This week we tackle Allana's question: If we were to travel to gas giant Jupiter, would we sink to the core? Or float straight on through? Heather Douglas put this to Dr Marc Rayman from NASA's Jet Propulsion Lab to see if he could clear the air...
My understanding is that there is a solid core at the center of Jupiter (not sure about planets like Saturn). Even in Jupiter's case, the solid part is an incredibly small fraction of the planet. One could say that it is a rocky planet with an enormous atmosphere, but since there is so much "atmosphere" it really doesn't make sense to talk about it that way. chiralSPO, Mon, 1st Jun 2015
If there is no phase change ("surface") you can't land on it! alancalverd, Mon, 1st Jun 2015
It would not be difficult to land on Jupiter or any other planet.
I think the ship would get stuck somewhere in the upper atmosphere when the density of the ship equals the density of the surrounding gas. It would be like a hot air balloon kind of floating a few hundred meters above the ground (except theres no ground to see). Or like how some fauna spend most their life in a band of the ocean. Also you would get blown around at hurricane speeds in the gas bands. So while you can't land, you could float around on a cruise. SiempreFillInTheBlank, Tue, 9th Jun 2015
I agree that the ship would sink to the depth at which its density was about the same as the surrounding environment and go no further.
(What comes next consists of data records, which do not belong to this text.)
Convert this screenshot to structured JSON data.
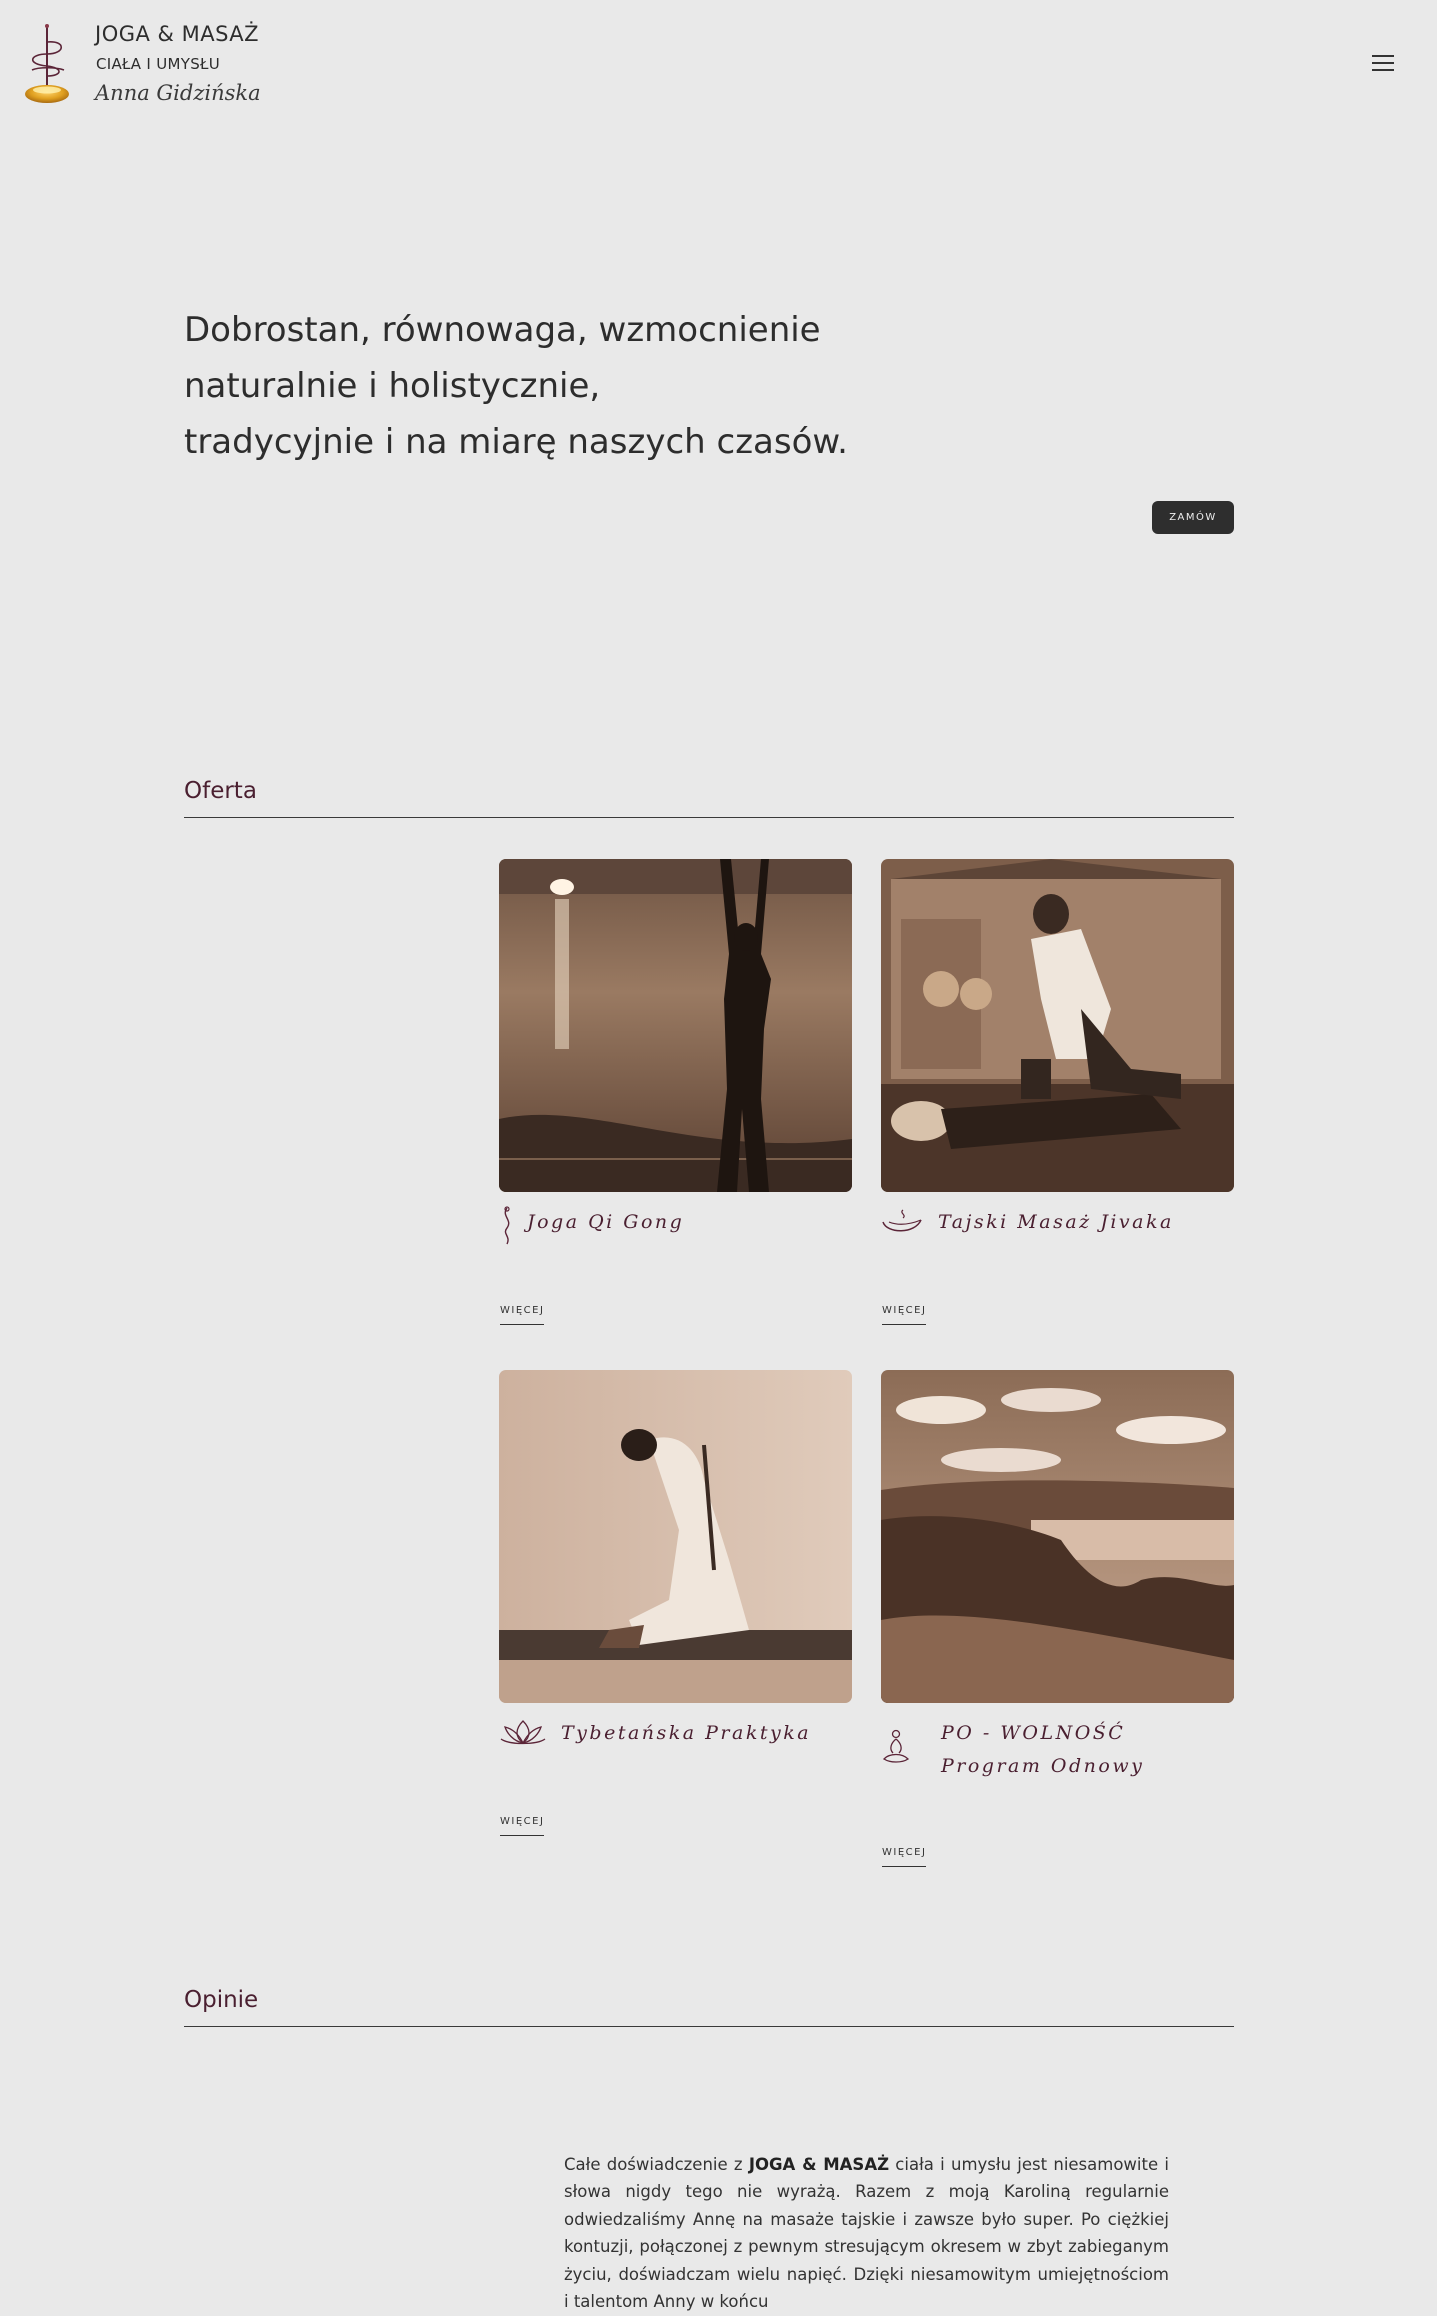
{
  "header": {
    "brand_name": "JOGA & MASAŻ",
    "brand_sub": "CIAŁA I UMYSŁU",
    "brand_author": "Anna Gidzińska",
    "logo_icon": "incense-stick-logo-icon",
    "menu_icon": "hamburger-menu-icon"
  },
  "hero": {
    "lines": [
      "Dobrostan, równowaga, wzmocnienie",
      "naturalnie i holistycznie,",
      "tradycyjnie i na miarę naszych czasów."
    ],
    "order_button": "ZAMÓW"
  },
  "offer": {
    "heading": "Oferta",
    "items": [
      {
        "title": "Joga Qi Gong",
        "icon": "energy-flow-icon",
        "image": "woman-yoga-sunset-sea-photo",
        "more": "WIĘCEJ"
      },
      {
        "title": "Tajski Masaż Jivaka",
        "icon": "singing-bowl-icon",
        "image": "thai-massage-session-photo",
        "more": "WIĘCEJ"
      },
      {
        "title": "Tybetańska Praktyka",
        "icon": "lotus-icon",
        "image": "tibetan-practice-backbend-photo",
        "more": "WIĘCEJ"
      },
      {
        "title": "PO - WOLNOŚĆ Program Odnowy",
        "icon": "meditation-figure-icon",
        "image": "lake-landscape-photo",
        "more": "WIĘCEJ"
      }
    ]
  },
  "testimonials": {
    "heading": "Opinie",
    "text_before": "Całe doświadczenie z ",
    "text_strong": "JOGA & MASAŻ",
    "text_after": " ciała i umysłu jest niesamowite i słowa nigdy tego nie wyrażą. Razem z moją Karoliną regularnie odwiedzaliśmy Annę na masaże tajskie i zawsze było super. Po ciężkiej kontuzji, połączonej z pewnym stresującym okresem w zbyt zabieganym życiu, doświadczam wielu napięć. Dzięki niesamowitym umiejętnościom i talentom Anny w końcu"
  },
  "colors": {
    "background": "#e9e9e9",
    "accent": "#4a1f30",
    "button": "#2e2e2e",
    "sepia": "#a57a5c"
  }
}
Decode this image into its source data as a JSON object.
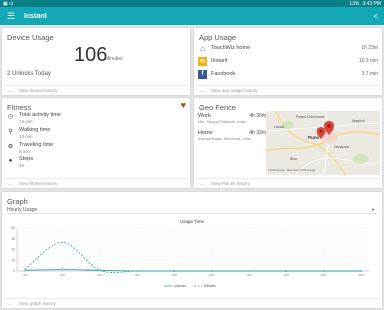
{
  "status": {
    "time": "3:43 PM",
    "battery": "13%",
    "left_icons": "▣  ⊙"
  },
  "app": {
    "title": "Instant"
  },
  "device": {
    "title": "Device Usage",
    "minutes": "106",
    "unit": "Minutes",
    "unlocks": "2 Unlocks Today",
    "footer": "View device history"
  },
  "app_usage": {
    "title": "App Usage",
    "items": [
      {
        "name": "TouchWiz home",
        "time": "1h 23m",
        "icon": "home-icon",
        "color": "#3a6db5"
      },
      {
        "name": "Instant",
        "time": "16.3 min",
        "icon": "instant-icon",
        "color": "#f2b21a"
      },
      {
        "name": "Facebook",
        "time": "3.7 min",
        "icon": "facebook-icon",
        "color": "#3b5998"
      }
    ],
    "footer": "View app usage history"
  },
  "fitness": {
    "title": "Fitness",
    "items": [
      {
        "label": "Total activity time",
        "value": "16 min",
        "icon": "clock-icon"
      },
      {
        "label": "Walking time",
        "value": "10 min",
        "icon": "walking-icon"
      },
      {
        "label": "Traveling time",
        "value": "8 min",
        "icon": "traveling-icon"
      },
      {
        "label": "Steps",
        "value": "46",
        "icon": "footprint-icon"
      }
    ],
    "footer": "View fitness history"
  },
  "geo": {
    "title": "Geo Fence",
    "places": [
      {
        "label": "Work",
        "time": "4h 30m",
        "address": "Mar, Sanjyot Software, India"
      },
      {
        "label": "Home",
        "time": "4h 32m",
        "address": "Keshav Nagar, Mundhwa, India"
      }
    ],
    "map_labels": {
      "lavale": "Lavale",
      "pune": "Pune",
      "pimpri": "Pimpri-Chinchwad",
      "wagholi": "Wagholi",
      "hadapsar": "Hadapsar",
      "bhor": "Bhor",
      "credit": "©2015 Google · Map data ©2015 Google"
    },
    "footer": "View Places history"
  },
  "graph": {
    "title": "Graph",
    "selector": "Hourly Usage",
    "footer": "View graph history"
  },
  "chart_data": {
    "type": "line",
    "title": "Usage Time",
    "ylim": [
      0,
      60
    ],
    "y_ticks": [
      "60",
      "45",
      "30",
      "15",
      "0"
    ],
    "x": [
      "1PM",
      "2PM",
      "3PM",
      "4PM",
      "5PM",
      "6PM",
      "7PM",
      "8PM",
      "9PM",
      "10PM"
    ],
    "series": [
      {
        "name": "Unlocks",
        "values": [
          1,
          2,
          1,
          0,
          0,
          0,
          0,
          0,
          0,
          0
        ],
        "color": "#26a5ad",
        "dash": false
      },
      {
        "name": "Minutes",
        "values": [
          2,
          40,
          1,
          0,
          0,
          0,
          0,
          0,
          0,
          0
        ],
        "color": "#26a5ad",
        "dash": true
      }
    ],
    "legend": "bottom-center"
  }
}
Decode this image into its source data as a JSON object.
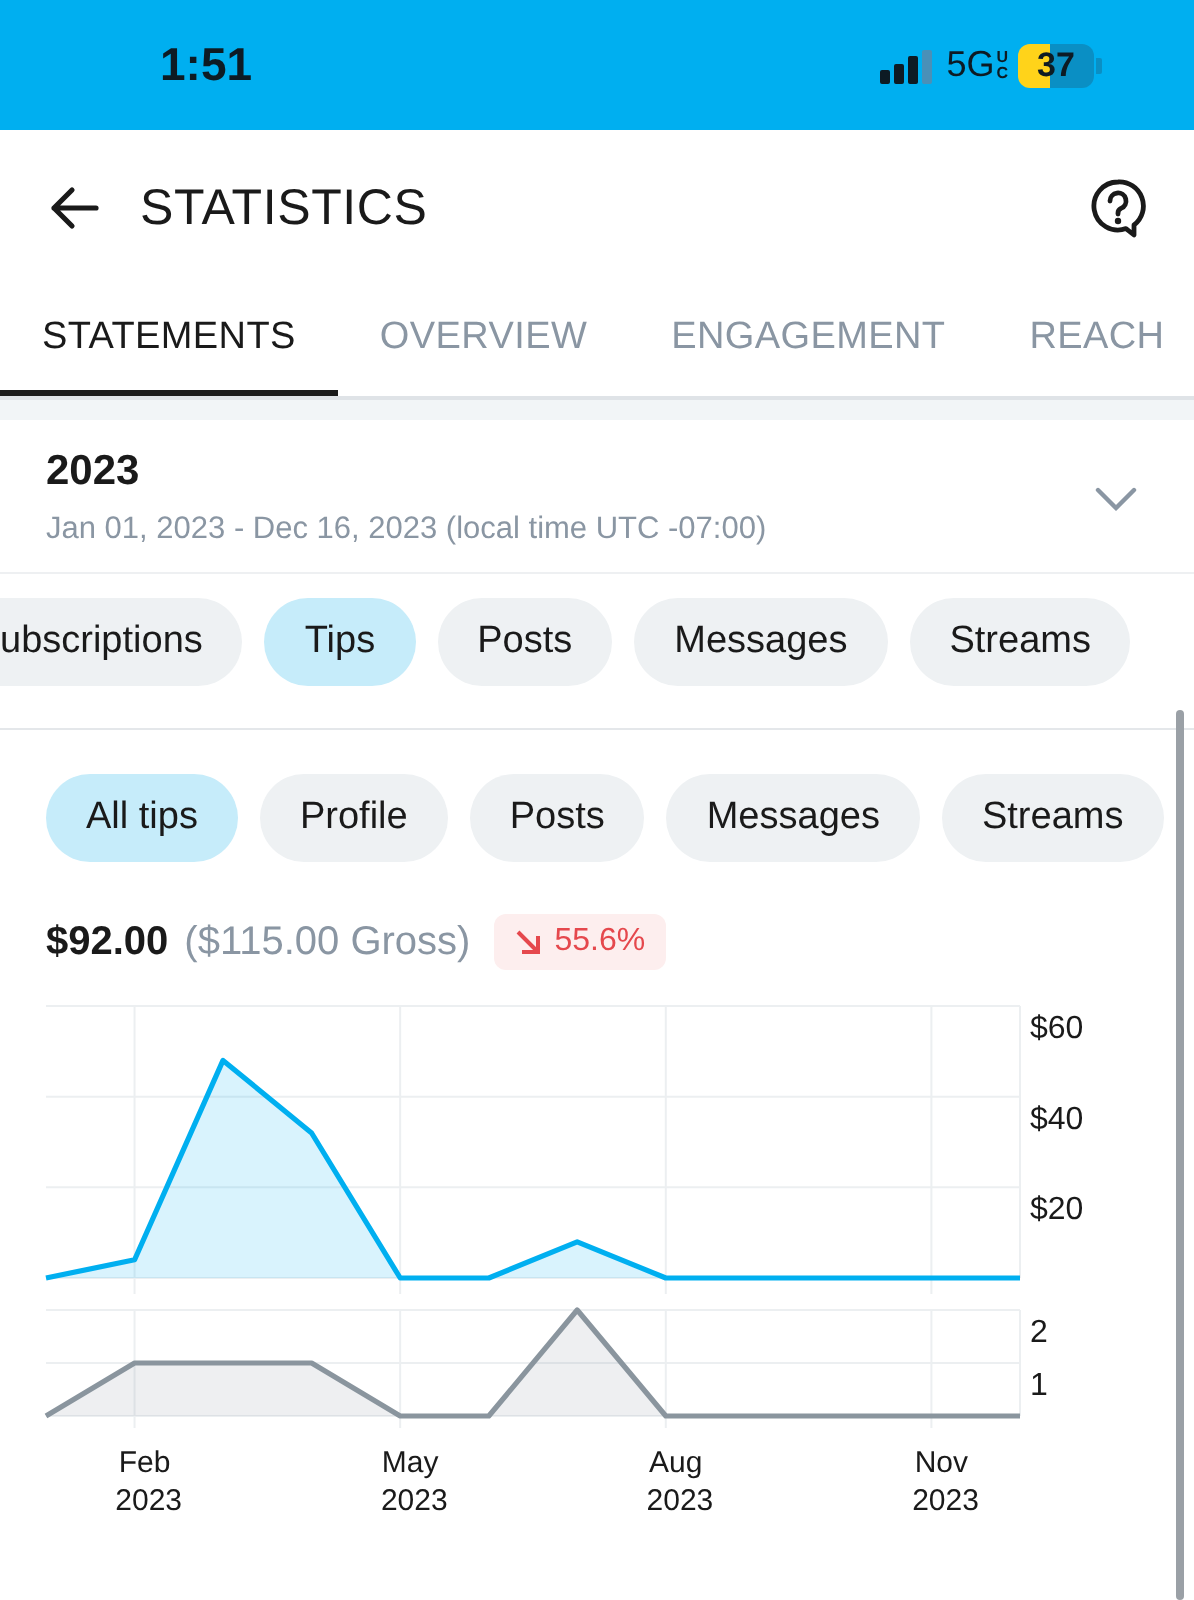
{
  "status_bar": {
    "time": "1:51",
    "network": "5G",
    "network_suffix": "UC",
    "battery": "37"
  },
  "header": {
    "title": "STATISTICS"
  },
  "tabs": [
    {
      "label": "STATEMENTS",
      "selected": true
    },
    {
      "label": "OVERVIEW",
      "selected": false
    },
    {
      "label": "ENGAGEMENT",
      "selected": false
    },
    {
      "label": "REACH",
      "selected": false
    }
  ],
  "period": {
    "title": "2023",
    "range": "Jan 01, 2023 - Dec 16, 2023 (local time UTC -07:00)"
  },
  "categories": [
    {
      "label": "ubscriptions",
      "selected": false,
      "cut_left": true
    },
    {
      "label": "Tips",
      "selected": true,
      "cut_left": false
    },
    {
      "label": "Posts",
      "selected": false,
      "cut_left": false
    },
    {
      "label": "Messages",
      "selected": false,
      "cut_left": false
    },
    {
      "label": "Streams",
      "selected": false,
      "cut_left": false
    }
  ],
  "filters": [
    {
      "label": "All tips",
      "selected": true
    },
    {
      "label": "Profile",
      "selected": false
    },
    {
      "label": "Posts",
      "selected": false
    },
    {
      "label": "Messages",
      "selected": false
    },
    {
      "label": "Streams",
      "selected": false
    }
  ],
  "summary": {
    "net": "$92.00",
    "gross": "($115.00 Gross)",
    "change": "55.6%"
  },
  "charts": [
    {
      "chart_data": {
        "type": "area",
        "grid": true,
        "series": [
          {
            "color": "#00aff0",
            "values": [
              0,
              4,
              48,
              32,
              0,
              0,
              8,
              0,
              0,
              0,
              0,
              0
            ]
          }
        ],
        "ylim": [
          0,
          60
        ],
        "yticks": [
          {
            "value": 20,
            "label": "$20"
          },
          {
            "value": 40,
            "label": "$40"
          },
          {
            "value": 60,
            "label": "$60"
          }
        ]
      }
    },
    {
      "chart_data": {
        "type": "area",
        "grid": true,
        "categories": [
          null,
          "Feb 2023",
          null,
          null,
          "May 2023",
          null,
          null,
          "Aug 2023",
          null,
          null,
          "Nov 2023",
          null
        ],
        "series": [
          {
            "color": "#8a959e",
            "values": [
              0,
              1,
              1,
              1,
              0,
              0,
              2,
              0,
              0,
              0,
              0,
              0
            ]
          }
        ],
        "ylim": [
          0,
          2
        ],
        "yticks": [
          1,
          2
        ]
      }
    }
  ]
}
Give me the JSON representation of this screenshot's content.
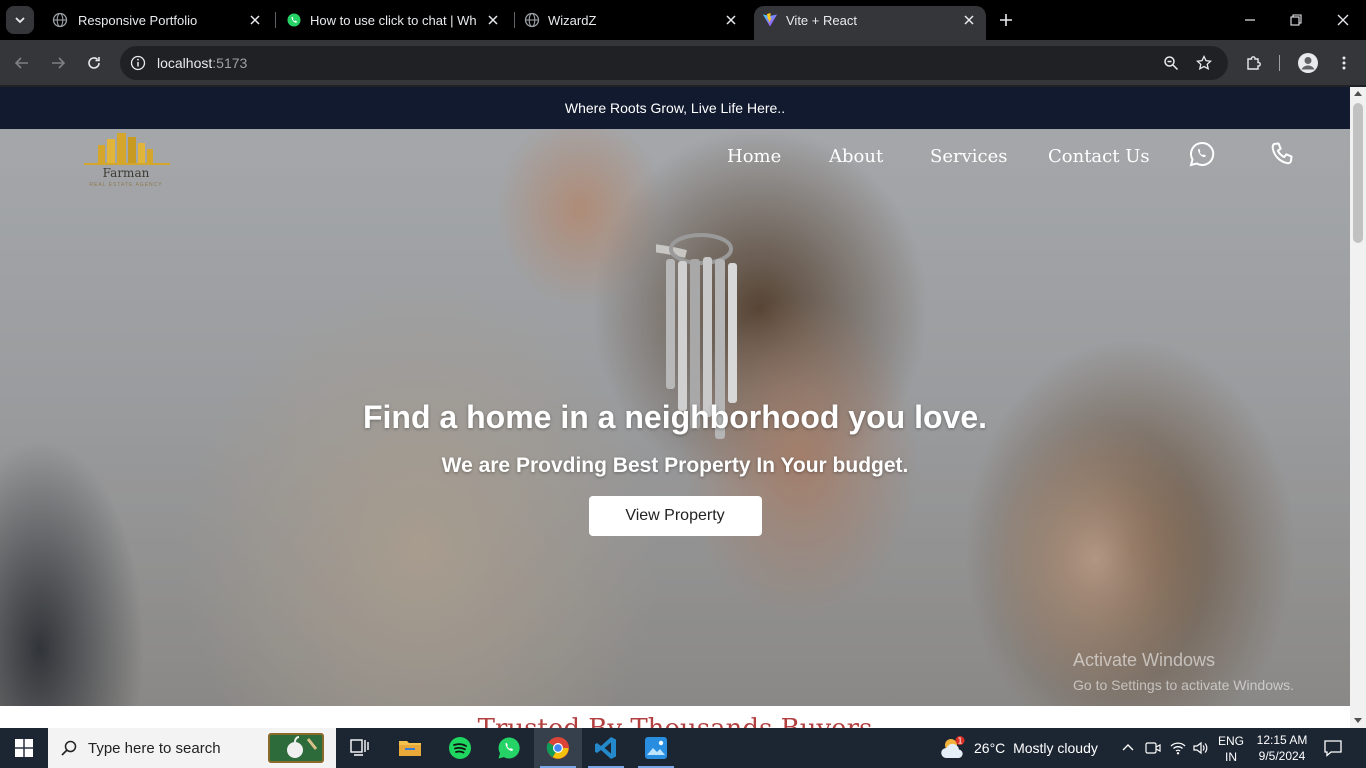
{
  "browser": {
    "tabs": [
      {
        "title": "Responsive Portfolio",
        "favicon": "globe-icon",
        "active": false
      },
      {
        "title": "How to use click to chat | WhatsApp",
        "favicon": "whatsapp-icon",
        "active": false
      },
      {
        "title": "WizardZ",
        "favicon": "globe-icon",
        "active": false
      },
      {
        "title": "Vite + React",
        "favicon": "vite-icon",
        "active": true
      }
    ],
    "address": {
      "host": "localhost",
      "port": ":5173"
    }
  },
  "page": {
    "topbar_text": "Where Roots Grow, Live Life Here..",
    "logo": {
      "name": "Farman",
      "tagline": "REAL ESTATE AGENCY"
    },
    "nav": {
      "items": [
        "Home",
        "About",
        "Services",
        "Contact Us"
      ]
    },
    "hero": {
      "title": "Find a home in a neighborhood you love.",
      "subtitle": "We are Provding Best Property In Your budget.",
      "cta": "View Property"
    },
    "next_section_heading": "Trusted By Thousands Buyers",
    "watermark": {
      "line1": "Activate Windows",
      "line2": "Go to Settings to activate Windows."
    }
  },
  "taskbar": {
    "search_placeholder": "Type here to search",
    "weather": {
      "temp": "26°C",
      "condition": "Mostly cloudy",
      "alert_count": "1"
    },
    "language": {
      "lang": "ENG",
      "region": "IN"
    },
    "clock": {
      "time": "12:15 AM",
      "date": "9/5/2024"
    }
  },
  "colors": {
    "topbar_bg": "#111a2e",
    "logo_gold": "#d4a72c",
    "heading_red": "#b34040",
    "taskbar_bg": "#1c2532"
  }
}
However, if that ship is made of anything denser than hydrogen, it will have a very long fall.